◆ What you are asked to do: Could you return every record below word for word, leaving out the pictures?

◆ Extracted entries:
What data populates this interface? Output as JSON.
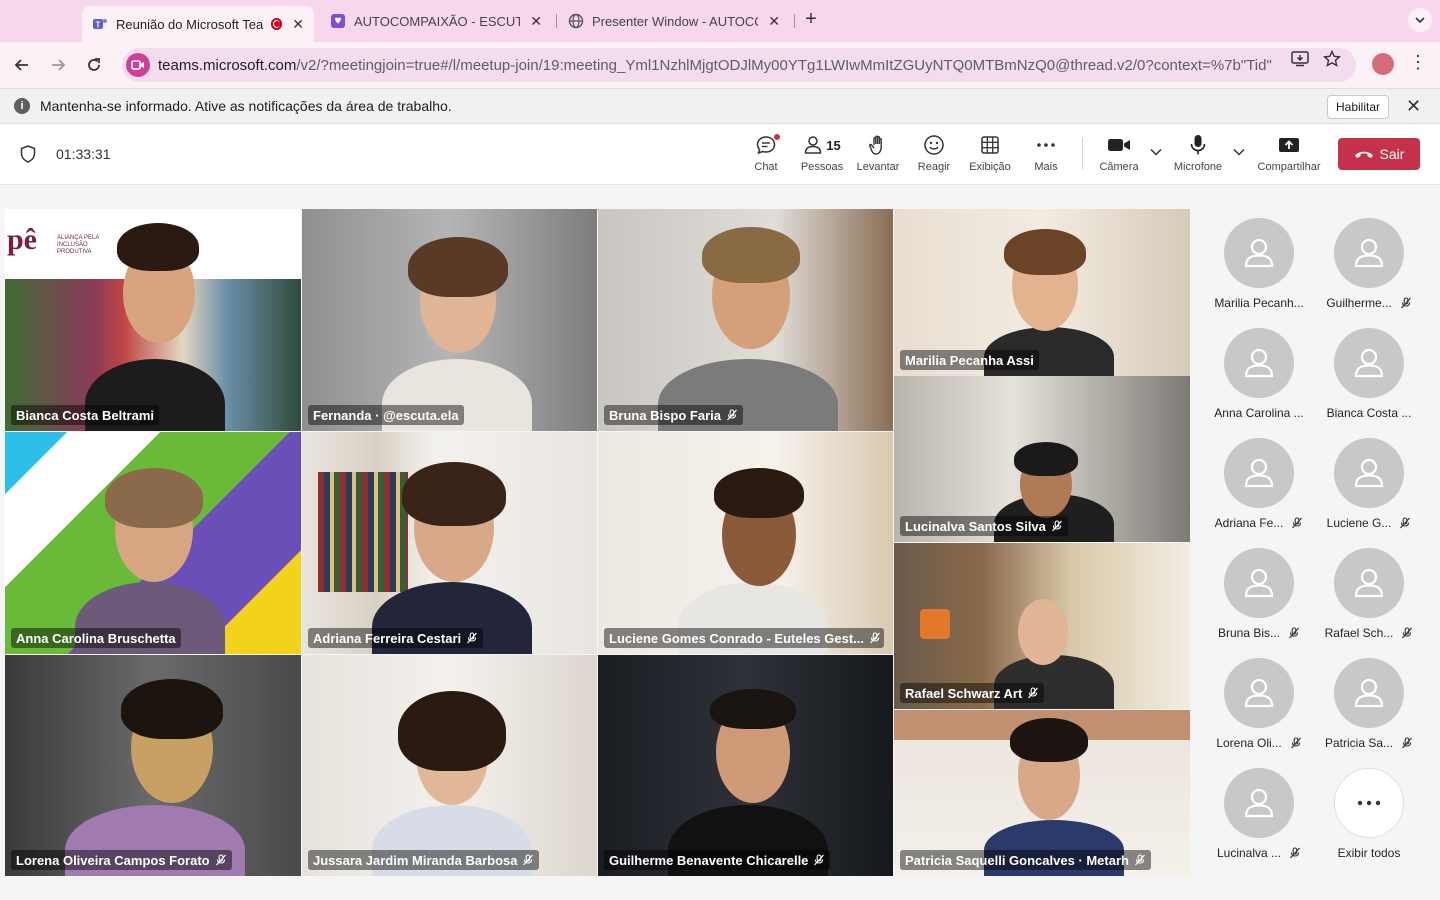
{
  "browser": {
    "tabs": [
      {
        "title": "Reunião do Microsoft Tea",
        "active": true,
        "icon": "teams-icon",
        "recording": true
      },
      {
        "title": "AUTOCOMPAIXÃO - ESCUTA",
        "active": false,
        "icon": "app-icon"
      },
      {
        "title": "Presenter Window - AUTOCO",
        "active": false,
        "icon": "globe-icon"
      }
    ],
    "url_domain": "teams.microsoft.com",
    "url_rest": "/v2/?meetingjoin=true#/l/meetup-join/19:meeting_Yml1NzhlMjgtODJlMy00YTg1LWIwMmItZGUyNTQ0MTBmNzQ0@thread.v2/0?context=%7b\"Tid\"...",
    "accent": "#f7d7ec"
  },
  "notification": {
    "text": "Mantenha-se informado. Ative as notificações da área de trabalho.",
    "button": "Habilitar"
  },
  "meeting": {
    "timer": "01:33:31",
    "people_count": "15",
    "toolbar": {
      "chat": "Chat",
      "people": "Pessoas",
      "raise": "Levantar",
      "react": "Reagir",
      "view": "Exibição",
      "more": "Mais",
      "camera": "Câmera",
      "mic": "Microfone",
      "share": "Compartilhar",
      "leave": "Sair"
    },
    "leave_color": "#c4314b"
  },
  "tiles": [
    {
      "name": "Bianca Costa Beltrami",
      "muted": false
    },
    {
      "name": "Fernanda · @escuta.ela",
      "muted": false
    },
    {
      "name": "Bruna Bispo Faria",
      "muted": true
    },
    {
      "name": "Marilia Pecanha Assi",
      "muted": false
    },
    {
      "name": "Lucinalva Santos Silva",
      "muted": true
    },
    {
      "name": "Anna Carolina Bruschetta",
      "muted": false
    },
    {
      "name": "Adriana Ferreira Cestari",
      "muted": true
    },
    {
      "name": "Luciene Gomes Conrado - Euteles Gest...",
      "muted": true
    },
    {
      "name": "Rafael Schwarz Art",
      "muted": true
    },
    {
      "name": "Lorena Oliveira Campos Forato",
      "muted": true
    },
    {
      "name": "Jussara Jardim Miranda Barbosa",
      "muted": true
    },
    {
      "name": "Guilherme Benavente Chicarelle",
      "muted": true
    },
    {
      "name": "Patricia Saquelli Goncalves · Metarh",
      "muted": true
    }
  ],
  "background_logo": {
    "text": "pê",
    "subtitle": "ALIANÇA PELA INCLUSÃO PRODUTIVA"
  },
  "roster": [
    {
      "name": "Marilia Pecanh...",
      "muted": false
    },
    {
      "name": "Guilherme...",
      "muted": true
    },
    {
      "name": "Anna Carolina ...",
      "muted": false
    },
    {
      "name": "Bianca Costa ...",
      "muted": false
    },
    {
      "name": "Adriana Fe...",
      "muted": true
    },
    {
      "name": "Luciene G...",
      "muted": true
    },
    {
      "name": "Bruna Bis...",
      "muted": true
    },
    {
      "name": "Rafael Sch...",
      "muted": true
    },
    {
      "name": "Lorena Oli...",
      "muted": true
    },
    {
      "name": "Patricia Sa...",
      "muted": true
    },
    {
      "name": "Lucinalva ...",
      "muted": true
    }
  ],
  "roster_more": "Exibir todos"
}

◆ Solution to the problem:
What data populates this interface? Output as JSON.
{
  "browser": {
    "tabs": [
      {
        "title": "Reunião do Microsoft Tea",
        "active": true,
        "icon": "teams-icon",
        "recording": true
      },
      {
        "title": "AUTOCOMPAIXÃO - ESCUTA",
        "active": false,
        "icon": "app-icon"
      },
      {
        "title": "Presenter Window - AUTOCO",
        "active": false,
        "icon": "globe-icon"
      }
    ],
    "url_domain": "teams.microsoft.com",
    "url_rest": "/v2/?meetingjoin=true#/l/meetup-join/19:meeting_Yml1NzhlMjgtODJlMy00YTg1LWIwMmItZGUyNTQ0MTBmNzQ0@thread.v2/0?context=%7b\"Tid\"...",
    "accent": "#f7d7ec"
  },
  "notification": {
    "text": "Mantenha-se informado. Ative as notificações da área de trabalho.",
    "button": "Habilitar"
  },
  "meeting": {
    "timer": "01:33:31",
    "people_count": "15",
    "toolbar": {
      "chat": "Chat",
      "people": "Pessoas",
      "raise": "Levantar",
      "react": "Reagir",
      "view": "Exibição",
      "more": "Mais",
      "camera": "Câmera",
      "mic": "Microfone",
      "share": "Compartilhar",
      "leave": "Sair"
    },
    "leave_color": "#c4314b"
  },
  "tiles": [
    {
      "name": "Bianca Costa Beltrami",
      "muted": false
    },
    {
      "name": "Fernanda · @escuta.ela",
      "muted": false
    },
    {
      "name": "Bruna Bispo Faria",
      "muted": true
    },
    {
      "name": "Marilia Pecanha Assi",
      "muted": false
    },
    {
      "name": "Lucinalva Santos Silva",
      "muted": true
    },
    {
      "name": "Anna Carolina Bruschetta",
      "muted": false
    },
    {
      "name": "Adriana Ferreira Cestari",
      "muted": true
    },
    {
      "name": "Luciene Gomes Conrado - Euteles Gest...",
      "muted": true
    },
    {
      "name": "Rafael Schwarz Art",
      "muted": true
    },
    {
      "name": "Lorena Oliveira Campos Forato",
      "muted": true
    },
    {
      "name": "Jussara Jardim Miranda Barbosa",
      "muted": true
    },
    {
      "name": "Guilherme Benavente Chicarelle",
      "muted": true
    },
    {
      "name": "Patricia Saquelli Goncalves · Metarh",
      "muted": true
    }
  ],
  "background_logo": {
    "text": "pê",
    "subtitle": "ALIANÇA PELA INCLUSÃO PRODUTIVA"
  },
  "roster": [
    {
      "name": "Marilia Pecanh...",
      "muted": false
    },
    {
      "name": "Guilherme...",
      "muted": true
    },
    {
      "name": "Anna Carolina ...",
      "muted": false
    },
    {
      "name": "Bianca Costa ...",
      "muted": false
    },
    {
      "name": "Adriana Fe...",
      "muted": true
    },
    {
      "name": "Luciene G...",
      "muted": true
    },
    {
      "name": "Bruna Bis...",
      "muted": true
    },
    {
      "name": "Rafael Sch...",
      "muted": true
    },
    {
      "name": "Lorena Oli...",
      "muted": true
    },
    {
      "name": "Patricia Sa...",
      "muted": true
    },
    {
      "name": "Lucinalva ...",
      "muted": true
    }
  ],
  "roster_more": "Exibir todos"
}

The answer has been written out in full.